Hoyt is the master of taking small and ordinary and turning them into pieces of beauty. Where others see personal collections of love and laughter, Hoyt sees art and an opportunity to capture those collections permanently on canvas.
The depth of the pieces Roberts creates, sometimes fifteen or more layers of wax, allows her to occasionally embed bits of ancient ephemera like ship-captains letters or bits of mica, birch bark or other treasures one might find along the coast.
“I am drawn to the water – it’s what inspires and energizes me – the colors, the sound, the smells, the calm, and the movement. It overwhelms my senses and gives me energy. When I’m painting water, I find that same energy,” says Artist Bethany Harper Williams, one of thirteen artists in the 8th Annual Choice Art Show on Maine Art Hill.
“I want my sculptures to hold space, to produce the feeling of connection with the mythical and the mystical within and to create bridges to new possibilities,” shares Elizabeth Ostrander Roberts, the only sculptor of the thirteen artists in the 8th Annual Choice Art Show on Maine Art Hill.
“I painted this piece to acknowledge how hard we are on ourselves. Maybe we are all similar in that way,” says Hamilton. “It was a hard one to pick, but an important piece for me!”
Only us, Maine is a painting about a specific rock formation and cove that for Fitzgerald is home. Each time he returns to this piece of work, he travels a different course, from the color that suggests objects to two hues that are so compatible that together they evoke emotion.
“This is the favorite of my new paintings for the Choice Show. All of my brushstrokes and mark making in this painting really pull at me. It just flew out of me intuitively,” says John LeCours one of thirteen artists in the 8th Annual Choice Art Show.
Each artist has taken the time to put together a few words, insights, and sometimes whole stories about their “choice” piece and/or their body of work as a whole. Often times this allows us to understand the work better or glimpse a detail that would have gone unnoticed.
This year we began with seventy-eight original works from thirteen artists; six pieces each. Then, as most of you know, this is where the process begins. Between the artist, local designer Louise Hurlbutt from Hurlbutt Designs, and you the voters, the show was curated down to three pieces from each artist. These three were carefully “chosen” to be in the show, and we so appreciate all the help we had making these difficult decisions. The three choices for each artist were just as arduous this year as in the past.
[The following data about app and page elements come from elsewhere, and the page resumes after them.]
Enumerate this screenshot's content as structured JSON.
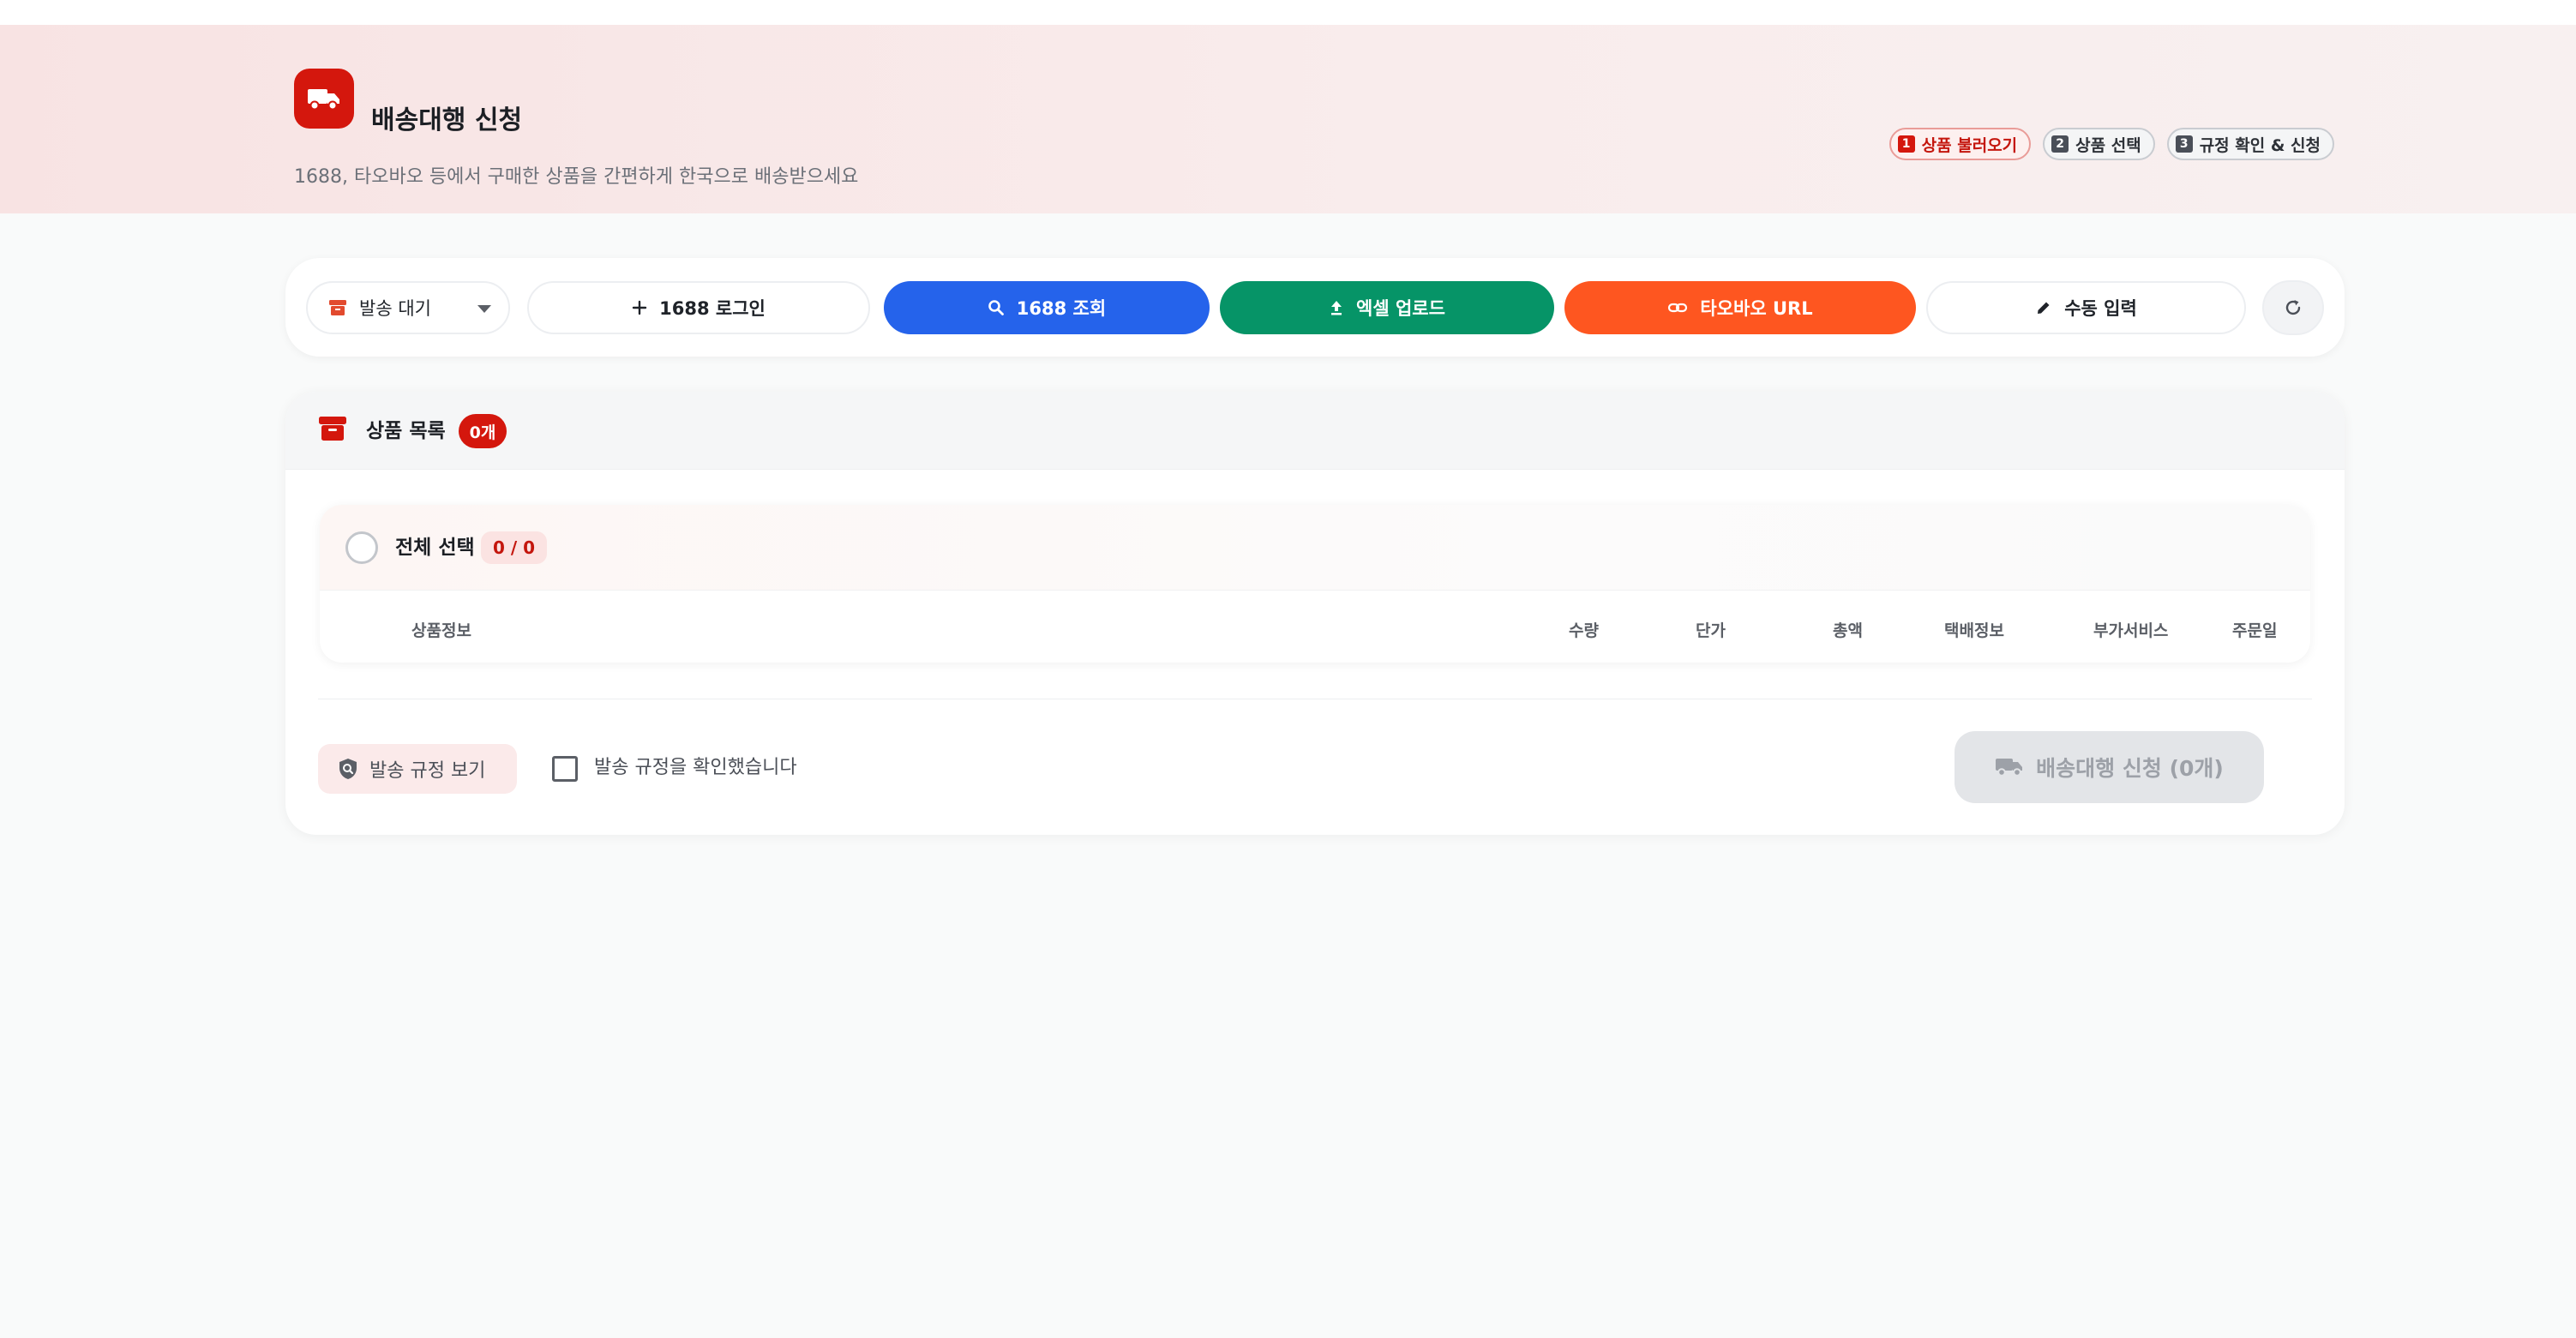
{
  "header": {
    "title": "배송대행 신청",
    "subtitle": "1688, 타오바오 등에서 구매한 상품을 간편하게 한국으로 배송받으세요",
    "steps": [
      {
        "num": "1",
        "label": "상품 불러오기",
        "active": true
      },
      {
        "num": "2",
        "label": "상품 선택",
        "active": false
      },
      {
        "num": "3",
        "label": "규정 확인 & 신청",
        "active": false
      }
    ]
  },
  "toolbar": {
    "status_select": "발송 대기",
    "login_label": "1688 로그인",
    "search_label": "1688 조회",
    "excel_label": "엑셀 업로드",
    "taobao_label": "타오바오 URL",
    "manual_label": "수동 입력"
  },
  "product_list": {
    "title": "상품 목록",
    "count": "0개",
    "select_all": "전체 선택",
    "selected_count": "0 / 0",
    "columns": [
      "상품정보",
      "수량",
      "단가",
      "총액",
      "택배정보",
      "부가서비스",
      "주문일"
    ]
  },
  "footer": {
    "rules_button": "발송 규정 보기",
    "confirm_label": "발송 규정을 확인했습니다",
    "submit_label": "배송대행 신청 (0개)"
  },
  "colors": {
    "brand": "#d4170d",
    "search": "#2563eb",
    "excel": "#069467",
    "taobao": "#fe5620"
  }
}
The Silverlining is a 42′ Sparkman & Stephens sloop sailboat. She was designed to race for the Commodore of the yacht club in Marblehead, Massachusetts. She was built in 1939 entirely of wood and bronze by the well respected Maine builder Henry R. Hinckley. After racing for a decade, she was owned by several families in Kennebunkport, Maine. The Silverlining is celebrating her 80th year sailing the seas.